DATA EXTRACT below:
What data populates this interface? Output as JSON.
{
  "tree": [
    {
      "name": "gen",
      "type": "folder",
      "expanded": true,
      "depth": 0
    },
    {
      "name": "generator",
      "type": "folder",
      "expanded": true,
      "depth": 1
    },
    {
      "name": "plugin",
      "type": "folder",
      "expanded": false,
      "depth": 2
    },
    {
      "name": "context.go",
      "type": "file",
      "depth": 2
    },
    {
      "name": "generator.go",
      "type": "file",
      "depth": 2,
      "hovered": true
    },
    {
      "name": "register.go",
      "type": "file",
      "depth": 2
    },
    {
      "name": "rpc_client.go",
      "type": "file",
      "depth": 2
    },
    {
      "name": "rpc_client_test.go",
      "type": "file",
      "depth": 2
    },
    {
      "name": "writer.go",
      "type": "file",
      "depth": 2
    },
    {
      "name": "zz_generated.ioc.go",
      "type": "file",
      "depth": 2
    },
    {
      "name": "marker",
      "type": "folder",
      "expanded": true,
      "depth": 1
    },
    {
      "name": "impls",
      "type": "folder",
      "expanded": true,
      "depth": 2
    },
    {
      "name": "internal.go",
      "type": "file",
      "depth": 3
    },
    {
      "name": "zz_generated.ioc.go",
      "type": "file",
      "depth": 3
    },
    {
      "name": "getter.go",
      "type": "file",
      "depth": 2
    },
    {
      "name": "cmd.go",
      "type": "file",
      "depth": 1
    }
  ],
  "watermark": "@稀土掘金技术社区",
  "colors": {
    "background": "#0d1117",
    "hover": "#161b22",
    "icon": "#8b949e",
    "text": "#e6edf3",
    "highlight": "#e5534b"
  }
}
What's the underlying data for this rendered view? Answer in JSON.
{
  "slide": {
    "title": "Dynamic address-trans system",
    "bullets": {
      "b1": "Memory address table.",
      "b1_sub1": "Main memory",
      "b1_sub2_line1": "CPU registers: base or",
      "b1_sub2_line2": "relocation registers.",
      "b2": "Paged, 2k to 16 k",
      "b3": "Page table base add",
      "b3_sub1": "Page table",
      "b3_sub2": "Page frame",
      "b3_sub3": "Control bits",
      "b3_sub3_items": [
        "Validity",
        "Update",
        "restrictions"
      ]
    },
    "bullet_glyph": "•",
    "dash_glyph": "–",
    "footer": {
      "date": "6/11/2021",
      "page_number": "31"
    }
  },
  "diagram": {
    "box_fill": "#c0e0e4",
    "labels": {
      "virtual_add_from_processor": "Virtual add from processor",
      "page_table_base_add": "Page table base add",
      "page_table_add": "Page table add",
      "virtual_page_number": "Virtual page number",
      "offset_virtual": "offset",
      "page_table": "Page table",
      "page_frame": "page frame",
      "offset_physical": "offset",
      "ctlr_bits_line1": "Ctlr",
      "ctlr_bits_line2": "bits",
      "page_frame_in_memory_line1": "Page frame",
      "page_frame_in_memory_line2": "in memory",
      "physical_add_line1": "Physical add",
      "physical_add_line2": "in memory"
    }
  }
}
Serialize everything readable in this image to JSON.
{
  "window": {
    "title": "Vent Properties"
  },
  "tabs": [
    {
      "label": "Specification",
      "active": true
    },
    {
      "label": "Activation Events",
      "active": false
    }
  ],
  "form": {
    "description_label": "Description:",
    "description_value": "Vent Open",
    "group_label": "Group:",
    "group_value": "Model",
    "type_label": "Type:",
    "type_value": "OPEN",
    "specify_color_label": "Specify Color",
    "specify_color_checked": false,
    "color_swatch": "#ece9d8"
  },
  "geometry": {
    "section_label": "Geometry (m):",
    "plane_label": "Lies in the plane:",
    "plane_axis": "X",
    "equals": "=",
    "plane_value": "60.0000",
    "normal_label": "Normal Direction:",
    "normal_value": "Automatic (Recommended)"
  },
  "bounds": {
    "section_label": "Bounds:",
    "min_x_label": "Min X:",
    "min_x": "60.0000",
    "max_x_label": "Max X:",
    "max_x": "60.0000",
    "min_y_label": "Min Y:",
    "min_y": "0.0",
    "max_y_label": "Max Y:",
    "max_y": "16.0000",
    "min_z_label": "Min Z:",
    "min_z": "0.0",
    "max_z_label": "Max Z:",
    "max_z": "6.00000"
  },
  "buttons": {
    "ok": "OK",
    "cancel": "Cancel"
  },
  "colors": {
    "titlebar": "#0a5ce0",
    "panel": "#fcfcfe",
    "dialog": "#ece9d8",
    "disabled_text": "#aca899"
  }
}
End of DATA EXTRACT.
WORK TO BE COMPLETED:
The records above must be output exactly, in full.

WRITTEN RESPONSE:
What data populates this interface? Output as JSON.
{
  "tree": [
    {
      "name": "gen",
      "type": "folder",
      "expanded": true,
      "depth": 0
    },
    {
      "name": "generator",
      "type": "folder",
      "expanded": true,
      "depth": 1
    },
    {
      "name": "plugin",
      "type": "folder",
      "expanded": false,
      "depth": 2
    },
    {
      "name": "context.go",
      "type": "file",
      "depth": 2
    },
    {
      "name": "generator.go",
      "type": "file",
      "depth": 2,
      "hovered": true
    },
    {
      "name": "register.go",
      "type": "file",
      "depth": 2
    },
    {
      "name": "rpc_client.go",
      "type": "file",
      "depth": 2
    },
    {
      "name": "rpc_client_test.go",
      "type": "file",
      "depth": 2
    },
    {
      "name": "writer.go",
      "type": "file",
      "depth": 2
    },
    {
      "name": "zz_generated.ioc.go",
      "type": "file",
      "depth": 2
    },
    {
      "name": "marker",
      "type": "folder",
      "expanded": true,
      "depth": 1
    },
    {
      "name": "impls",
      "type": "folder",
      "expanded": true,
      "depth": 2
    },
    {
      "name": "internal.go",
      "type": "file",
      "depth": 3
    },
    {
      "name": "zz_generated.ioc.go",
      "type": "file",
      "depth": 3
    },
    {
      "name": "getter.go",
      "type": "file",
      "depth": 2
    },
    {
      "name": "cmd.go",
      "type": "file",
      "depth": 1
    }
  ],
  "watermark": "@稀土掘金技术社区",
  "colors": {
    "background": "#0d1117",
    "hover": "#161b22",
    "icon": "#8b949e",
    "text": "#e6edf3",
    "highlight": "#e5534b"
  }
}
What's the underlying data for this rendered view? Answer in JSON.
{
  "slide": {
    "title": "Dynamic address-trans system",
    "bullets": {
      "b1": "Memory address table.",
      "b1_sub1": "Main memory",
      "b1_sub2_line1": "CPU registers: base or",
      "b1_sub2_line2": "relocation registers.",
      "b2": "Paged, 2k to 16 k",
      "b3": "Page table base add",
      "b3_sub1": "Page table",
      "b3_sub2": "Page frame",
      "b3_sub3": "Control bits",
      "b3_sub3_items": [
        "Validity",
        "Update",
        "restrictions"
      ]
    },
    "bullet_glyph": "•",
    "dash_glyph": "–",
    "footer": {
      "date": "6/11/2021",
      "page_number": "31"
    }
  },
  "diagram": {
    "box_fill": "#c0e0e4",
    "labels": {
      "virtual_add_from_processor": "Virtual add from processor",
      "page_table_base_add": "Page table base add",
      "page_table_add": "Page table add",
      "virtual_page_number": "Virtual page number",
      "offset_virtual": "offset",
      "page_table": "Page table",
      "page_frame": "page frame",
      "offset_physical": "offset",
      "ctlr_bits_line1": "Ctlr",
      "ctlr_bits_line2": "bits",
      "page_frame_in_memory_line1": "Page frame",
      "page_frame_in_memory_line2": "in memory",
      "physical_add_line1": "Physical add",
      "physical_add_line2": "in memory"
    }
  }
}
Serialize everything readable in this image to JSON.
{
  "window": {
    "title": "Vent Properties"
  },
  "tabs": [
    {
      "label": "Specification",
      "active": true
    },
    {
      "label": "Activation Events",
      "active": false
    }
  ],
  "form": {
    "description_label": "Description:",
    "description_value": "Vent Open",
    "group_label": "Group:",
    "group_value": "Model",
    "type_label": "Type:",
    "type_value": "OPEN",
    "specify_color_label": "Specify Color",
    "specify_color_checked": false,
    "color_swatch": "#ece9d8"
  },
  "geometry": {
    "section_label": "Geometry (m):",
    "plane_label": "Lies in the plane:",
    "plane_axis": "X",
    "equals": "=",
    "plane_value": "60.0000",
    "normal_label": "Normal Direction:",
    "normal_value": "Automatic (Recommended)"
  },
  "bounds": {
    "section_label": "Bounds:",
    "min_x_label": "Min X:",
    "min_x": "60.0000",
    "max_x_label": "Max X:",
    "max_x": "60.0000",
    "min_y_label": "Min Y:",
    "min_y": "0.0",
    "max_y_label": "Max Y:",
    "max_y": "16.0000",
    "min_z_label": "Min Z:",
    "min_z": "0.0",
    "max_z_label": "Max Z:",
    "max_z": "6.00000"
  },
  "buttons": {
    "ok": "OK",
    "cancel": "Cancel"
  },
  "colors": {
    "titlebar": "#0a5ce0",
    "panel": "#fcfcfe",
    "dialog": "#ece9d8",
    "disabled_text": "#aca899"
  }
}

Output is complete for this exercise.